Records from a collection
= = = = = = =
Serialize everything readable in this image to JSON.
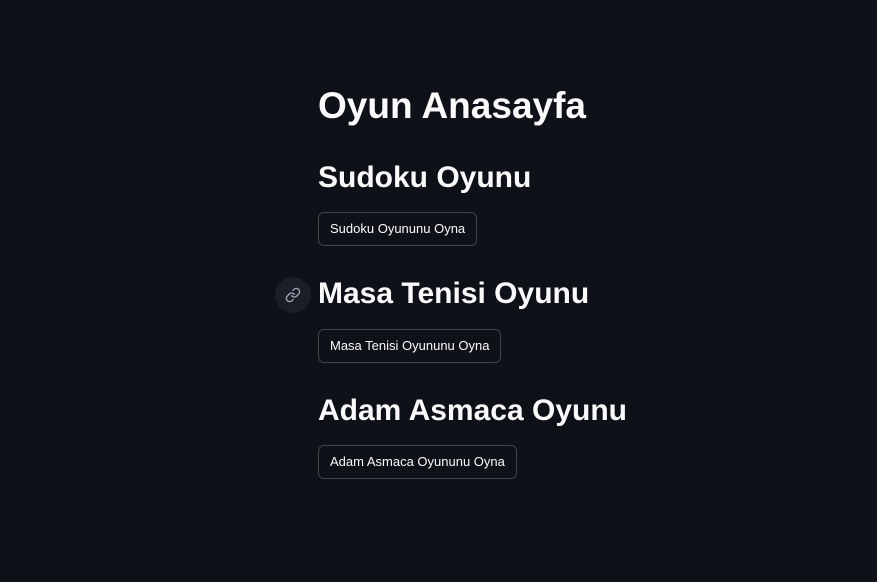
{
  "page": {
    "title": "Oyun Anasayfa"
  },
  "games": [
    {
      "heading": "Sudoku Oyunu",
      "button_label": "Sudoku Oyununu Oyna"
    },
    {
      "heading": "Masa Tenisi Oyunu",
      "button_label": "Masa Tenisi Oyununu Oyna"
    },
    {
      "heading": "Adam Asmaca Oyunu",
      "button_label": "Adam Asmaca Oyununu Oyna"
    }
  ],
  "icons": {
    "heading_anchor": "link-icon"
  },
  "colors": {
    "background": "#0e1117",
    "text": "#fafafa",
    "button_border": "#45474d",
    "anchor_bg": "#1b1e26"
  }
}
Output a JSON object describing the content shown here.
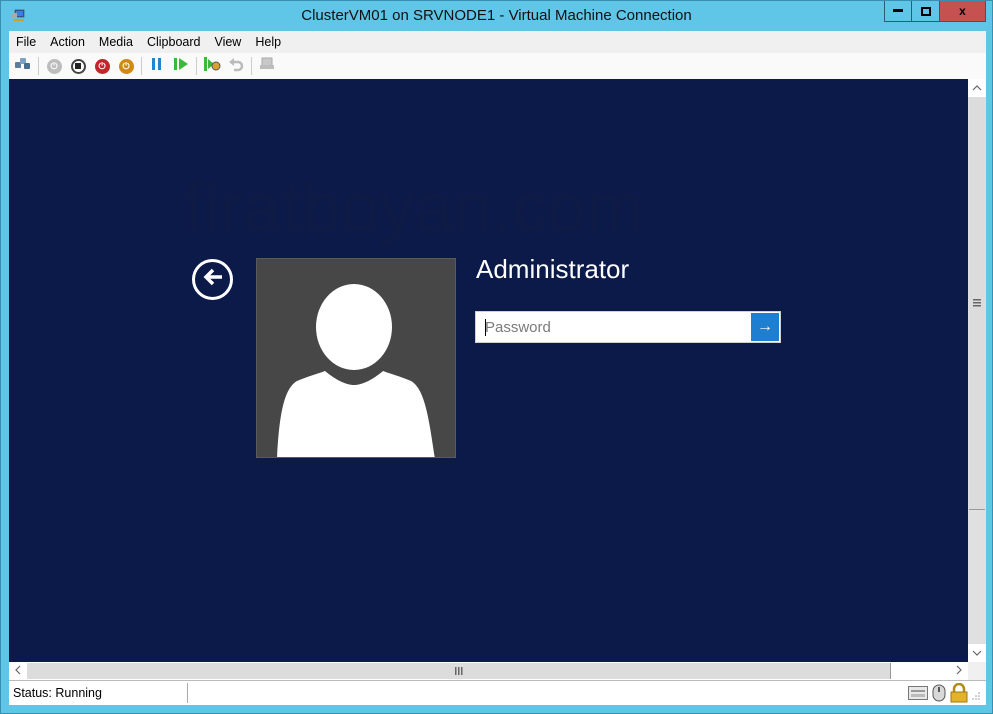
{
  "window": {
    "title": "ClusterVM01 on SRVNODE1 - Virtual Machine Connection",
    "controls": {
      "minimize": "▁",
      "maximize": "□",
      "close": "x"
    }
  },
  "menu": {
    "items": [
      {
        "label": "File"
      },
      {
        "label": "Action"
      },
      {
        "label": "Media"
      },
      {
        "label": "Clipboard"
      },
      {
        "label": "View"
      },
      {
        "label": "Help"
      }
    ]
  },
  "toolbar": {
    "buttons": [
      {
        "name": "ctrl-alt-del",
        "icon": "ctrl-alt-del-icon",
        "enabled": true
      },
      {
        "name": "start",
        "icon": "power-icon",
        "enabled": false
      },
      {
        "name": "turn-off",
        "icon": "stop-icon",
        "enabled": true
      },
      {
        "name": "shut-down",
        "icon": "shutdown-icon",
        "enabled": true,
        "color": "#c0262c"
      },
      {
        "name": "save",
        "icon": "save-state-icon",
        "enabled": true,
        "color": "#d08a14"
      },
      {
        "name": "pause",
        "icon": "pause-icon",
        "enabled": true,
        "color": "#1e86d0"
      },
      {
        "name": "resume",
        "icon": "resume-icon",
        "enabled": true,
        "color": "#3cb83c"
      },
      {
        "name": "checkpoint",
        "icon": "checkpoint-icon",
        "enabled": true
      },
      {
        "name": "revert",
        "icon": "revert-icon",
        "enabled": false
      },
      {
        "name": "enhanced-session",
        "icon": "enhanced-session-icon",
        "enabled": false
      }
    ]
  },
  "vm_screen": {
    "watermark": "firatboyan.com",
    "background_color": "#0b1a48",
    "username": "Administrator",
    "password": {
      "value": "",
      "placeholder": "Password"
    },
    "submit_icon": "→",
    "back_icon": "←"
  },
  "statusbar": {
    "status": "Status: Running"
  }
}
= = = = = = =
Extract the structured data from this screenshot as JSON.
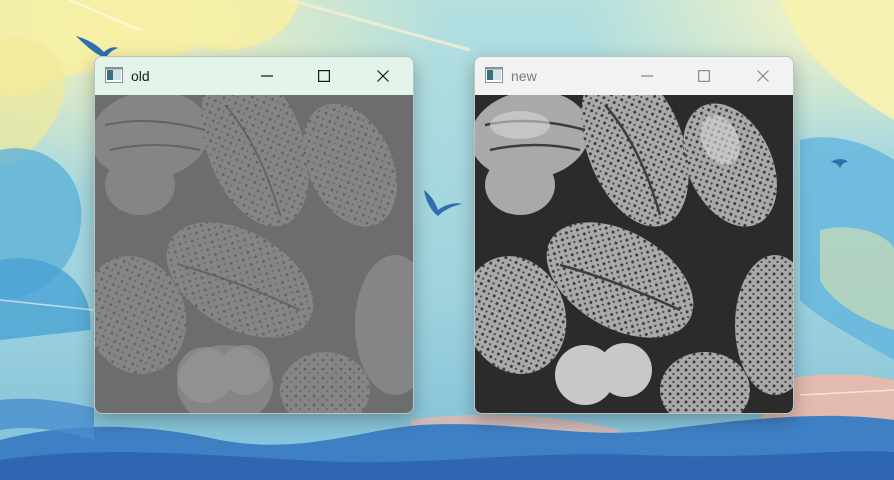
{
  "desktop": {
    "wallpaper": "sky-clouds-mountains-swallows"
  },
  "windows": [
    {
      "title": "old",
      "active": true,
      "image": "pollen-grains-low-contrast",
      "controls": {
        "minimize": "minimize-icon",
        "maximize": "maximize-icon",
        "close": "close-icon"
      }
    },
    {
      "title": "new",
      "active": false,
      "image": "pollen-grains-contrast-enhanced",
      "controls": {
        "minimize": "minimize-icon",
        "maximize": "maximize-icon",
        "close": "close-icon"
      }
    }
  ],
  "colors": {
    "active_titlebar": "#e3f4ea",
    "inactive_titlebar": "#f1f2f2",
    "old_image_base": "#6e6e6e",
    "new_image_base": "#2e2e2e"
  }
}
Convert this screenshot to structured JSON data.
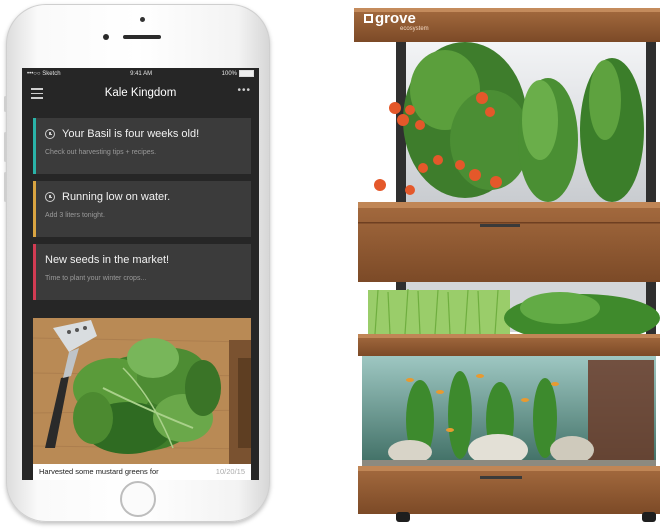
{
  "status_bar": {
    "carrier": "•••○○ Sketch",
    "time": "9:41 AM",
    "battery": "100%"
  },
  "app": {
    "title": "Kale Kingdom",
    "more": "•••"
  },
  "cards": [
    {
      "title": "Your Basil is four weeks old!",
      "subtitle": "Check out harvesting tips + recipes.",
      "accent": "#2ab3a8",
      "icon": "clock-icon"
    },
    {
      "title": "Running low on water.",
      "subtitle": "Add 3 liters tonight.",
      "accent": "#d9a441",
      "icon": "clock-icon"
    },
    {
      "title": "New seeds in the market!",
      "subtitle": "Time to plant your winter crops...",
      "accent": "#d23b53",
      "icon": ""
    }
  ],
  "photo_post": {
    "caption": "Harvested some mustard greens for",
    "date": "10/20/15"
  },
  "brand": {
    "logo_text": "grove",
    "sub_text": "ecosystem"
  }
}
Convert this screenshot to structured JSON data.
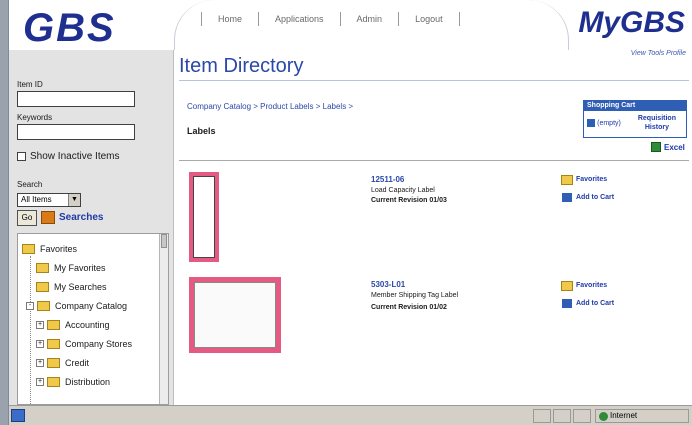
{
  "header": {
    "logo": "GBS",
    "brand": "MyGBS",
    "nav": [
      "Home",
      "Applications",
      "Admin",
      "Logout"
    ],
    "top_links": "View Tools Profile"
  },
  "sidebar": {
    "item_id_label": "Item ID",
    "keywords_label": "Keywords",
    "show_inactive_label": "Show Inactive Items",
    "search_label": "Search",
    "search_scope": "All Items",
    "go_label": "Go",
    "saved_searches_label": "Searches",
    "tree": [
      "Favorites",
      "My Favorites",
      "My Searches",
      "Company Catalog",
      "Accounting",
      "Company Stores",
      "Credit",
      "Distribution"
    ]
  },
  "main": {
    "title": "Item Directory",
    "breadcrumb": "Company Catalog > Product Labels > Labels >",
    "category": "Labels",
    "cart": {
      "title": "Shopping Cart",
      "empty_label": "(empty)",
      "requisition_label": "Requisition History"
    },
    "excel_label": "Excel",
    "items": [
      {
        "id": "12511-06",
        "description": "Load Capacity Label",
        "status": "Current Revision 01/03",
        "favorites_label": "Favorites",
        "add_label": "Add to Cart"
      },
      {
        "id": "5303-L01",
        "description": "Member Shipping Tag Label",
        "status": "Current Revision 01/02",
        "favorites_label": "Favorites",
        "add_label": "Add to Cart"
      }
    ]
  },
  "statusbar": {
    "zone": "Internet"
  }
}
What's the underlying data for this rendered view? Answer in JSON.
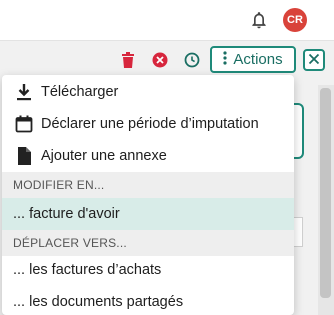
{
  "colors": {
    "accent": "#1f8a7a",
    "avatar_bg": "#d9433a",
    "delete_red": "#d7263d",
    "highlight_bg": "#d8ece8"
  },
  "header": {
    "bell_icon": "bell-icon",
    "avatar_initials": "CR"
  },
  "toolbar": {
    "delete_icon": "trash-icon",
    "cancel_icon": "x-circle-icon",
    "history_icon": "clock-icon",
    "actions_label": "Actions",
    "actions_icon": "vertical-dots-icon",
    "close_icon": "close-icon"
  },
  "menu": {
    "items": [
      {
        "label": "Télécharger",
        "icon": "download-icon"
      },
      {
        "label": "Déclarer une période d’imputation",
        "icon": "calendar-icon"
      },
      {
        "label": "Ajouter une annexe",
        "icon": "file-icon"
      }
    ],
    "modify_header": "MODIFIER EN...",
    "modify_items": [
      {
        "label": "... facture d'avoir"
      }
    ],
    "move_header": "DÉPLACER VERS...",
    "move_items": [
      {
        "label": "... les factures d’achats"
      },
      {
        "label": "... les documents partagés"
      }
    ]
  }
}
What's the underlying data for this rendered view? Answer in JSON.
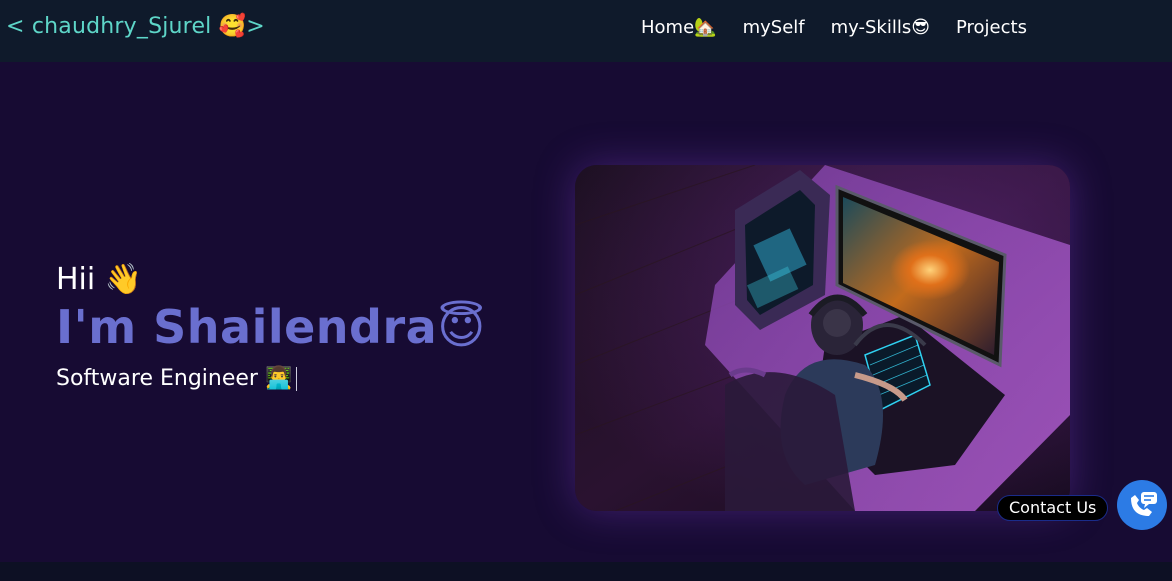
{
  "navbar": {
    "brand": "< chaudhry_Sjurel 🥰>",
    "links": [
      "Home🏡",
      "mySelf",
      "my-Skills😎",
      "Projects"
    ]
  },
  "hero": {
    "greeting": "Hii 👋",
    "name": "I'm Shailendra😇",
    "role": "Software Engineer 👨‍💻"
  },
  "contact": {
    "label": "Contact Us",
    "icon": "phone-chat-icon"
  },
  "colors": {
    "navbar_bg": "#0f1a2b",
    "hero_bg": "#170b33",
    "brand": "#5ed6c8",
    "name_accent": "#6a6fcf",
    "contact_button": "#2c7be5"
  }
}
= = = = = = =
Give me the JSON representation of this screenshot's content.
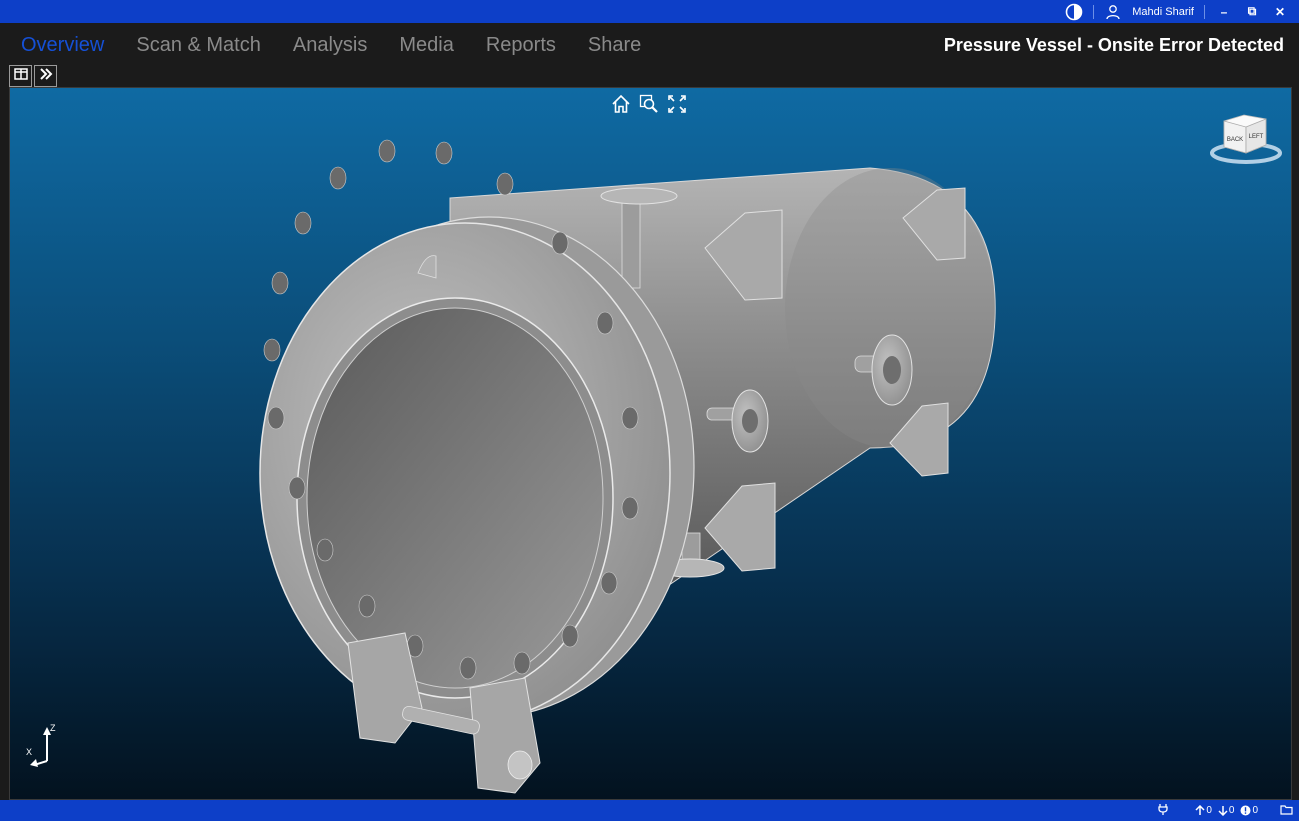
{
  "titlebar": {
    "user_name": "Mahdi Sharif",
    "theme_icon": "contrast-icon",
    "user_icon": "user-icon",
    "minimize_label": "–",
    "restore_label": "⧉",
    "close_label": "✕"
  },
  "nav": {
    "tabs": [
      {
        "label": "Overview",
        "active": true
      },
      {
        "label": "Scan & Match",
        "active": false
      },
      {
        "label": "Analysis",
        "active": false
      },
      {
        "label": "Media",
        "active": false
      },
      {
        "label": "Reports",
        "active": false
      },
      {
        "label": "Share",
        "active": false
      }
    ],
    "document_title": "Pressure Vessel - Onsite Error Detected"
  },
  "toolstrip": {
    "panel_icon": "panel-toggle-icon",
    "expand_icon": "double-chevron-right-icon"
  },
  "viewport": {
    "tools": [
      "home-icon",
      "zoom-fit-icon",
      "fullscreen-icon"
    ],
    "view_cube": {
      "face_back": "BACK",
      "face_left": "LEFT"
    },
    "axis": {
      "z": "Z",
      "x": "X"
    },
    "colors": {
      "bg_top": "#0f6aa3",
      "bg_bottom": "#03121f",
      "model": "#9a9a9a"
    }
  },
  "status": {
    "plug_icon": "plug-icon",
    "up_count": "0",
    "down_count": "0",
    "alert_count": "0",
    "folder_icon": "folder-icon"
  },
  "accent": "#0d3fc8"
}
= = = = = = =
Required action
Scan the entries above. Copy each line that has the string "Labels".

Task output
    "breadcrumb": "Company Catalog > Product Labels > Labels >",
    "category": "Labels",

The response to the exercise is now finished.